Professionalism is a perplexing concept, particularly because it's so difficult to define. The modern workforce has evolved so that a large number of companies have become far more liberal in establishing company rules.

Unfortunately, just as many organizations maintain a conservative stance when it comes to creating office policies.

While it makes sense to preserve certain practices, even when they originated decades ago, it's time for all companies to embrace a more progressive shift when it comes to dress codes.

Personally, it's always baffled me that managers deem it reasonable to determine an individual's professional worth based on his or her appearance.

You've heard it before. It's impossible to find a job with that many visible tattoos. You should really take your nose ring out before going on that interview. And don't you ever wear jeans to work - unless it's Friday. It's acceptable on Friday.

Most of us nod and accept these statements as gospel. But when you really give these sentiments some thought, it seems obvious that they're ridiculous.

If you excel at every project you're handed, why should it matter what sort of pants you're wearing? How does your decision to have art on your body affect your workflow?

The honest answer is that it doesn't.

As a society, we've crafted a model of what an ideal employee should look like. We claim that this profile is a step to being successful, but there's no reason that any of these things should equate success in our careers.

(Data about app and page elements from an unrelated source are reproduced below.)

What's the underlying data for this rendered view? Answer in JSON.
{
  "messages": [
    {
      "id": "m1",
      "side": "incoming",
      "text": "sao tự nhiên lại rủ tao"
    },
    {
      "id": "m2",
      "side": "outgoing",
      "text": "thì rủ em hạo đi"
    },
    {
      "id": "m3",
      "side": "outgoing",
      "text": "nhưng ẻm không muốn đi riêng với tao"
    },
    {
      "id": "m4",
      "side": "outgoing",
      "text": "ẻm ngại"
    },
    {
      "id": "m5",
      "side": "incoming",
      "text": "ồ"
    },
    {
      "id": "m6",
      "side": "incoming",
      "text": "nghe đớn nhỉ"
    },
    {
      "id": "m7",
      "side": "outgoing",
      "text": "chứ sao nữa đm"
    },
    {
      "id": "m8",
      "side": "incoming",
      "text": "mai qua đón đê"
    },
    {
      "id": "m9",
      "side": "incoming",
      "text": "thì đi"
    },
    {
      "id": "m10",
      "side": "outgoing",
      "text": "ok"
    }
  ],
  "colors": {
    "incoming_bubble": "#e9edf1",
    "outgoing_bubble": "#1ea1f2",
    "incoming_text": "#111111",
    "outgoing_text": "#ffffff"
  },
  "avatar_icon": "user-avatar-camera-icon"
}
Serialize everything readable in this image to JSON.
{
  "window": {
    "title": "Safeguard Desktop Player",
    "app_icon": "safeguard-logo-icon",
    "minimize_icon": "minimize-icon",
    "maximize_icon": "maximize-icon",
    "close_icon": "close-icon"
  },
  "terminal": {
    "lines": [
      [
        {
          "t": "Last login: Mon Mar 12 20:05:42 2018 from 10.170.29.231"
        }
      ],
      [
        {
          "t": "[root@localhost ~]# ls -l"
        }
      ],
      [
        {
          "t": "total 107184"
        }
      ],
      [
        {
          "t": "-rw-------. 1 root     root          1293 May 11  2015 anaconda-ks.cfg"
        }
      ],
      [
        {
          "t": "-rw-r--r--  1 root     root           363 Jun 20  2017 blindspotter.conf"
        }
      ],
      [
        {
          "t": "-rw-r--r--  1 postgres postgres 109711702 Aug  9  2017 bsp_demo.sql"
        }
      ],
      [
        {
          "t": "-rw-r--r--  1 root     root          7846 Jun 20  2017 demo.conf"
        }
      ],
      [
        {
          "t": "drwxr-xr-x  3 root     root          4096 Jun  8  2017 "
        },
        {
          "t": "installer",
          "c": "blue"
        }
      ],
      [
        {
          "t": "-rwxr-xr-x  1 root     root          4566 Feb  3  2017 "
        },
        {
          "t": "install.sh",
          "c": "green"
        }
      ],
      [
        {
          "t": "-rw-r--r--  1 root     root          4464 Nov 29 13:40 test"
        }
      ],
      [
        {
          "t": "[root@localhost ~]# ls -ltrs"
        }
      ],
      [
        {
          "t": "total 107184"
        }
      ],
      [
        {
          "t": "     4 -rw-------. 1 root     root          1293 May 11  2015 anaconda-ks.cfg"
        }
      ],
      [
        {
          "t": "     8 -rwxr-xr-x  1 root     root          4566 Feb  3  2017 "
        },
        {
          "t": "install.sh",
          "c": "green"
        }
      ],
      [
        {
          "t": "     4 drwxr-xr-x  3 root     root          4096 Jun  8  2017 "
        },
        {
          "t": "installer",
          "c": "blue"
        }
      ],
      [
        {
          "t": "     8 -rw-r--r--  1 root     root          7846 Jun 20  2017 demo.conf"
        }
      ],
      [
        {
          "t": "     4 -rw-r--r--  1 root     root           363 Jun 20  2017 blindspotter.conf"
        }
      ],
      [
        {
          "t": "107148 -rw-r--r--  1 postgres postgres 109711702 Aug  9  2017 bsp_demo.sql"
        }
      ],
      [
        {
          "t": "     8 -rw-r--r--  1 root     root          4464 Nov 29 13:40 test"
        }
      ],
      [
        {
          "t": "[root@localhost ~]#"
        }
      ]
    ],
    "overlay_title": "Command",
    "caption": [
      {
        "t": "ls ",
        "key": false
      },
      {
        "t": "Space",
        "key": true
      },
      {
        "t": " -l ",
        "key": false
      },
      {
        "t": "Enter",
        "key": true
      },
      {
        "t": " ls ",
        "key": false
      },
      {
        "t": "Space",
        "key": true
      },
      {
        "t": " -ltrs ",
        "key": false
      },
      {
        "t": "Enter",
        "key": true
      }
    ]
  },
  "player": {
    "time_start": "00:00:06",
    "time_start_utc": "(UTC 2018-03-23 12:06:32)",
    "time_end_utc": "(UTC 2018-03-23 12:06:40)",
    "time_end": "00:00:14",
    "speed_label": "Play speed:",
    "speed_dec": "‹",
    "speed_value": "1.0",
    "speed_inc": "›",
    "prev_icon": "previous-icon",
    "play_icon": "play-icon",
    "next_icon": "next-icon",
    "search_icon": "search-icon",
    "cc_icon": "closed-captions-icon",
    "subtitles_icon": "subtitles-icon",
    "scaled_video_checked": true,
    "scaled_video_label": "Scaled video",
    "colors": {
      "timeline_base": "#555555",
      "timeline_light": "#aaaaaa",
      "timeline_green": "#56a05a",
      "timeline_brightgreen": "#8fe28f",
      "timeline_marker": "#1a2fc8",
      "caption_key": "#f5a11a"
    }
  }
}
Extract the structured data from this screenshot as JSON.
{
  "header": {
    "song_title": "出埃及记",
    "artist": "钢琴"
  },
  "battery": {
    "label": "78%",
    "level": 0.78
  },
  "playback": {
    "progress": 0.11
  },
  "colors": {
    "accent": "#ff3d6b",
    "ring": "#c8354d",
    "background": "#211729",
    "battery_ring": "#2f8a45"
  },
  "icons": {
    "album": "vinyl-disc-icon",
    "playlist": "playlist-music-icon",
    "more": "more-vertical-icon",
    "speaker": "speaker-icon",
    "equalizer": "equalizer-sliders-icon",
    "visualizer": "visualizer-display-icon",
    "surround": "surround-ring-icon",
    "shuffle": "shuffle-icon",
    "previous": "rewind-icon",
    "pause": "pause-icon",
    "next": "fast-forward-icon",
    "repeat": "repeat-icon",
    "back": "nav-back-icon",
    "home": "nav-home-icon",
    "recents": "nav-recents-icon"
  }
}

In reality, someone put these policies in place because it was what they preferred.

And bosses continue to perpetuate them because they benefit them. Dress codes encourage obedience and conformity, two valuable qualities from a management perspective.

From the employee perspective, however, they just seem like a pointless nuisance. Most of them can't even identify one positive aspect of having strict dress codes.

In fact, a OnePoll survey of 2,000 adults from the UK shows that many employees are willing to quit their jobs over inflexible dress policies. They prefer more "relaxed" standards when it comes to office guidelines, and they certainly don't appreciate being told what to do with the hair on their heads or faces.

Similarly, a Los Angeles Times survey reveals that 58 percent of individuals questioned prefer a casual dress code to a formal one.

With results like these, it seems clear that employees desire the freedom to look the way they want at work — without inviting harsh criticism from management.

And if we're honest, companies absolutely should grant their workers that freedom.

It goes against every old-school management strategy in the book but allowing employee-driven policies in the workplace benefits companies in the end.

After all, increasing numbers of surveys and studies report that happier employees tend to be more productive, more dedicated to their work and more likely to stay with an organization for an extended period of time.

I mean, studies or no, this is really just basic human nature. If you value your staff for what they bring to the table, instead of what they look like, they're bound to show you gratitude and respect. And believe it or not, those things will get managers far better results than conformity and obedience.

So let's do away with the medieval dress policies. We'll all be happier (and comfier) for it.